Could you return all of the data exactly as given?

*** Opening of DATA FOR ANALYSIS ***

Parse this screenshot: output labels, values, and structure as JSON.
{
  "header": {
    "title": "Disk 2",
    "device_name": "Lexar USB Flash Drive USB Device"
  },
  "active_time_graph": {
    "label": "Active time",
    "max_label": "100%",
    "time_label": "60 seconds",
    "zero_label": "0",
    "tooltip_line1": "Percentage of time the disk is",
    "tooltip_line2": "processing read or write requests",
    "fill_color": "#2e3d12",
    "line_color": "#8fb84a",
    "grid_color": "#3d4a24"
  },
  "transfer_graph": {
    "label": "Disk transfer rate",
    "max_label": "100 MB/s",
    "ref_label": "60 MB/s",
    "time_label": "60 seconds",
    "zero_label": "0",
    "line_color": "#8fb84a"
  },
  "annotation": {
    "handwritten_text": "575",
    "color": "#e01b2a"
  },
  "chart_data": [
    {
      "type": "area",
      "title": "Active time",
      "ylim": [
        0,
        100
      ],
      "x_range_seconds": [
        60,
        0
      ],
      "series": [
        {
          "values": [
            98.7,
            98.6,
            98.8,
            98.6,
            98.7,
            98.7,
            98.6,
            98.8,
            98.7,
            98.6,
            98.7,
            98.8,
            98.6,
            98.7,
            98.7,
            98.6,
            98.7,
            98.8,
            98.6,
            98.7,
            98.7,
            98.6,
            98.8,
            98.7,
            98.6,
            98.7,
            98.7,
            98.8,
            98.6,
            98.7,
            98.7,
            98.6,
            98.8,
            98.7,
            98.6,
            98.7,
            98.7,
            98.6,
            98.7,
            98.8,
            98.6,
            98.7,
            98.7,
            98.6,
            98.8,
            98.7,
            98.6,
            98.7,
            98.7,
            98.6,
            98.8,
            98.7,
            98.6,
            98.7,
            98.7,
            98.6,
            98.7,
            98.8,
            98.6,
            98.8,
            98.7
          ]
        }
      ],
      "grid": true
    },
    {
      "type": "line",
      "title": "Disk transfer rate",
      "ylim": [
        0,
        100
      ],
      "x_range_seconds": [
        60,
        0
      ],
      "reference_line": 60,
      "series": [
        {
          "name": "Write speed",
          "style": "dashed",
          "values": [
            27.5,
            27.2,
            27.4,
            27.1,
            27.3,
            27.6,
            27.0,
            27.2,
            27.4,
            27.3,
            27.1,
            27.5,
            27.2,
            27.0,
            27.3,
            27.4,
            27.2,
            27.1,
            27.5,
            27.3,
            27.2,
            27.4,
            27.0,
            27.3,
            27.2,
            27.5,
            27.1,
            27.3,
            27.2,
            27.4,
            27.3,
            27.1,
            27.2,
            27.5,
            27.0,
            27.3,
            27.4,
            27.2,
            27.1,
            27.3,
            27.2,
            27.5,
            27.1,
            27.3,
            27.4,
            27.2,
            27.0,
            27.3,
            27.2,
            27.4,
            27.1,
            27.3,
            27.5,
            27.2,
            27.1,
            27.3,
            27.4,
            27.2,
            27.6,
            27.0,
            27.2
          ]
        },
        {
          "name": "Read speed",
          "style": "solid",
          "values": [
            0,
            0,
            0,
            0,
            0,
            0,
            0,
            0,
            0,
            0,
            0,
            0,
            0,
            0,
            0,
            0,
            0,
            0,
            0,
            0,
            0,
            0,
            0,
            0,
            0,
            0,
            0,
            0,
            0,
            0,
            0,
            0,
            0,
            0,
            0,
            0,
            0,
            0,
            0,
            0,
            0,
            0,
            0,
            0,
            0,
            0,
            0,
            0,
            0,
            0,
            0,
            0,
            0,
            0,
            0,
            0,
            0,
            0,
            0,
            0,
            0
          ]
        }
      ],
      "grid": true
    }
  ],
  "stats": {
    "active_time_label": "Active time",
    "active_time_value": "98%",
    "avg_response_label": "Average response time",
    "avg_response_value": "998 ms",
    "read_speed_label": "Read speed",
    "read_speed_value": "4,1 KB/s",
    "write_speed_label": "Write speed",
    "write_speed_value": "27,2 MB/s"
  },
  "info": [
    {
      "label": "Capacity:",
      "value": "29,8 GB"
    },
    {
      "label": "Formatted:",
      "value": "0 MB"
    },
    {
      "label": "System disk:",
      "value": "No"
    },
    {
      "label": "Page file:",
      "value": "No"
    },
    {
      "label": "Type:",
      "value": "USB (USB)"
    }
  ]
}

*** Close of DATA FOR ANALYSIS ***

» **SOLUTION**:
Parse this screenshot: output labels, values, and structure as JSON.
{
  "header": {
    "title": "Disk 2",
    "device_name": "Lexar USB Flash Drive USB Device"
  },
  "active_time_graph": {
    "label": "Active time",
    "max_label": "100%",
    "time_label": "60 seconds",
    "zero_label": "0",
    "tooltip_line1": "Percentage of time the disk is",
    "tooltip_line2": "processing read or write requests",
    "fill_color": "#2e3d12",
    "line_color": "#8fb84a",
    "grid_color": "#3d4a24"
  },
  "transfer_graph": {
    "label": "Disk transfer rate",
    "max_label": "100 MB/s",
    "ref_label": "60 MB/s",
    "time_label": "60 seconds",
    "zero_label": "0",
    "line_color": "#8fb84a"
  },
  "annotation": {
    "handwritten_text": "575",
    "color": "#e01b2a"
  },
  "chart_data": [
    {
      "type": "area",
      "title": "Active time",
      "ylim": [
        0,
        100
      ],
      "x_range_seconds": [
        60,
        0
      ],
      "series": [
        {
          "values": [
            98.7,
            98.6,
            98.8,
            98.6,
            98.7,
            98.7,
            98.6,
            98.8,
            98.7,
            98.6,
            98.7,
            98.8,
            98.6,
            98.7,
            98.7,
            98.6,
            98.7,
            98.8,
            98.6,
            98.7,
            98.7,
            98.6,
            98.8,
            98.7,
            98.6,
            98.7,
            98.7,
            98.8,
            98.6,
            98.7,
            98.7,
            98.6,
            98.8,
            98.7,
            98.6,
            98.7,
            98.7,
            98.6,
            98.7,
            98.8,
            98.6,
            98.7,
            98.7,
            98.6,
            98.8,
            98.7,
            98.6,
            98.7,
            98.7,
            98.6,
            98.8,
            98.7,
            98.6,
            98.7,
            98.7,
            98.6,
            98.7,
            98.8,
            98.6,
            98.8,
            98.7
          ]
        }
      ],
      "grid": true
    },
    {
      "type": "line",
      "title": "Disk transfer rate",
      "ylim": [
        0,
        100
      ],
      "x_range_seconds": [
        60,
        0
      ],
      "reference_line": 60,
      "series": [
        {
          "name": "Write speed",
          "style": "dashed",
          "values": [
            27.5,
            27.2,
            27.4,
            27.1,
            27.3,
            27.6,
            27.0,
            27.2,
            27.4,
            27.3,
            27.1,
            27.5,
            27.2,
            27.0,
            27.3,
            27.4,
            27.2,
            27.1,
            27.5,
            27.3,
            27.2,
            27.4,
            27.0,
            27.3,
            27.2,
            27.5,
            27.1,
            27.3,
            27.2,
            27.4,
            27.3,
            27.1,
            27.2,
            27.5,
            27.0,
            27.3,
            27.4,
            27.2,
            27.1,
            27.3,
            27.2,
            27.5,
            27.1,
            27.3,
            27.4,
            27.2,
            27.0,
            27.3,
            27.2,
            27.4,
            27.1,
            27.3,
            27.5,
            27.2,
            27.1,
            27.3,
            27.4,
            27.2,
            27.6,
            27.0,
            27.2
          ]
        },
        {
          "name": "Read speed",
          "style": "solid",
          "values": [
            0,
            0,
            0,
            0,
            0,
            0,
            0,
            0,
            0,
            0,
            0,
            0,
            0,
            0,
            0,
            0,
            0,
            0,
            0,
            0,
            0,
            0,
            0,
            0,
            0,
            0,
            0,
            0,
            0,
            0,
            0,
            0,
            0,
            0,
            0,
            0,
            0,
            0,
            0,
            0,
            0,
            0,
            0,
            0,
            0,
            0,
            0,
            0,
            0,
            0,
            0,
            0,
            0,
            0,
            0,
            0,
            0,
            0,
            0,
            0,
            0
          ]
        }
      ],
      "grid": true
    }
  ],
  "stats": {
    "active_time_label": "Active time",
    "active_time_value": "98%",
    "avg_response_label": "Average response time",
    "avg_response_value": "998 ms",
    "read_speed_label": "Read speed",
    "read_speed_value": "4,1 KB/s",
    "write_speed_label": "Write speed",
    "write_speed_value": "27,2 MB/s"
  },
  "info": [
    {
      "label": "Capacity:",
      "value": "29,8 GB"
    },
    {
      "label": "Formatted:",
      "value": "0 MB"
    },
    {
      "label": "System disk:",
      "value": "No"
    },
    {
      "label": "Page file:",
      "value": "No"
    },
    {
      "label": "Type:",
      "value": "USB (USB)"
    }
  ]
}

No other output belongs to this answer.